About this task >>
Without any pictures, the records below should be reproduced exactly.

———

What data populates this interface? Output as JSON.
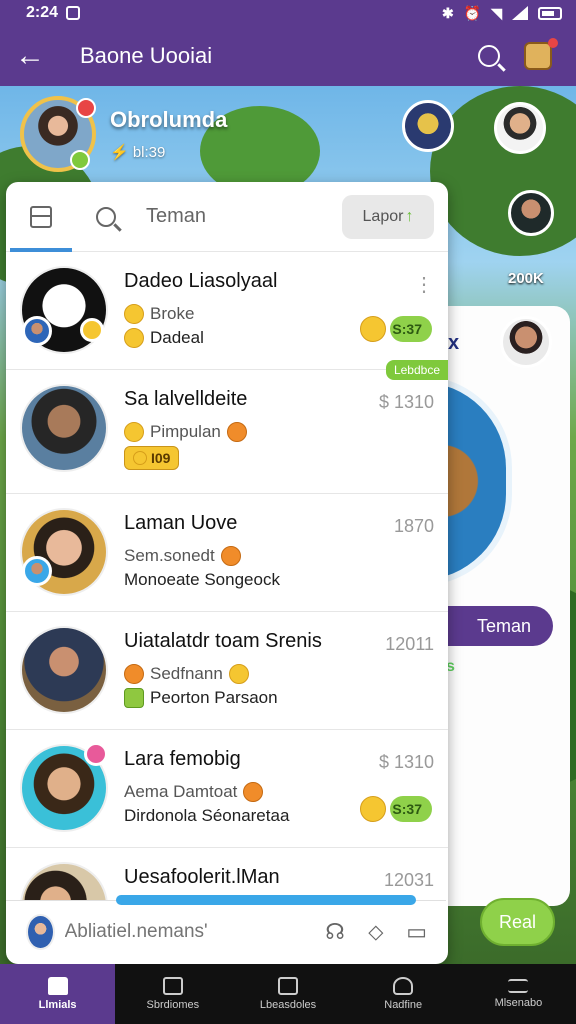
{
  "status_bar": {
    "time": "2:24",
    "battery_icon": "battery-icon"
  },
  "app_bar": {
    "title": "Baone Uooiai"
  },
  "profile": {
    "name": "Obrolumda",
    "subtitle": "⚡ bl:39"
  },
  "right_panel": {
    "count": "200K",
    "x": "x",
    "teman_button": "Teman",
    "green_label": "s",
    "real_button": "Real"
  },
  "tabs": {
    "label": "Teman",
    "lapor_label": "Lapor"
  },
  "contacts": [
    {
      "name": "Dadeo Liasolyaal",
      "line2": "Broke",
      "line3": "Dadeal",
      "time": "",
      "pill": "S:37"
    },
    {
      "name": "Sa lalvelldeite",
      "line2": "Pimpulan",
      "line3": "I09",
      "time": "$ 1310",
      "pill": ""
    },
    {
      "name": "Laman Uove",
      "line2": "Sem.sonedt",
      "line3": "Monoeate Songeock",
      "time": "1870",
      "pill": ""
    },
    {
      "name": "Uiatalatdr toam Srenis",
      "line2": "Sedfnann",
      "line3": "Peorton Parsaon",
      "time": "12011",
      "pill": ""
    },
    {
      "name": "Lara femobig",
      "line2": "Aema Damtoat",
      "line3": "Dirdonola Séonaretaa",
      "time": "$ 1310",
      "pill": "S:37"
    },
    {
      "name": "Uesafoolerit.lMan",
      "line2": "",
      "line3": "",
      "time": "12031",
      "pill": ""
    }
  ],
  "green_tag": "Lebdbce",
  "bottom_search": {
    "placeholder": "Abliatiel.nemans'"
  },
  "nav": [
    {
      "label": "Llmials",
      "icon": "home-icon"
    },
    {
      "label": "Sbrdiomes",
      "icon": "image-icon"
    },
    {
      "label": "Lbeasdoles",
      "icon": "bag-icon"
    },
    {
      "label": "Nadfine",
      "icon": "person-icon"
    },
    {
      "label": "Mlsenabo",
      "icon": "menu-icon"
    }
  ],
  "colors": {
    "primary": "#5b3a8e",
    "accent_green": "#8fd14a",
    "tab_indicator": "#3d8ed8"
  }
}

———

Exercise solution >>
What data populates this interface? Output as JSON.
{
  "status_bar": {
    "time": "2:24",
    "battery_icon": "battery-icon"
  },
  "app_bar": {
    "title": "Baone Uooiai"
  },
  "profile": {
    "name": "Obrolumda",
    "subtitle": "⚡ bl:39"
  },
  "right_panel": {
    "count": "200K",
    "x": "x",
    "teman_button": "Teman",
    "green_label": "s",
    "real_button": "Real"
  },
  "tabs": {
    "label": "Teman",
    "lapor_label": "Lapor"
  },
  "contacts": [
    {
      "name": "Dadeo Liasolyaal",
      "line2": "Broke",
      "line3": "Dadeal",
      "time": "",
      "pill": "S:37"
    },
    {
      "name": "Sa lalvelldeite",
      "line2": "Pimpulan",
      "line3": "I09",
      "time": "$ 1310",
      "pill": ""
    },
    {
      "name": "Laman Uove",
      "line2": "Sem.sonedt",
      "line3": "Monoeate Songeock",
      "time": "1870",
      "pill": ""
    },
    {
      "name": "Uiatalatdr toam Srenis",
      "line2": "Sedfnann",
      "line3": "Peorton Parsaon",
      "time": "12011",
      "pill": ""
    },
    {
      "name": "Lara femobig",
      "line2": "Aema Damtoat",
      "line3": "Dirdonola Séonaretaa",
      "time": "$ 1310",
      "pill": "S:37"
    },
    {
      "name": "Uesafoolerit.lMan",
      "line2": "",
      "line3": "",
      "time": "12031",
      "pill": ""
    }
  ],
  "green_tag": "Lebdbce",
  "bottom_search": {
    "placeholder": "Abliatiel.nemans'"
  },
  "nav": [
    {
      "label": "Llmials",
      "icon": "home-icon"
    },
    {
      "label": "Sbrdiomes",
      "icon": "image-icon"
    },
    {
      "label": "Lbeasdoles",
      "icon": "bag-icon"
    },
    {
      "label": "Nadfine",
      "icon": "person-icon"
    },
    {
      "label": "Mlsenabo",
      "icon": "menu-icon"
    }
  ],
  "colors": {
    "primary": "#5b3a8e",
    "accent_green": "#8fd14a",
    "tab_indicator": "#3d8ed8"
  }
}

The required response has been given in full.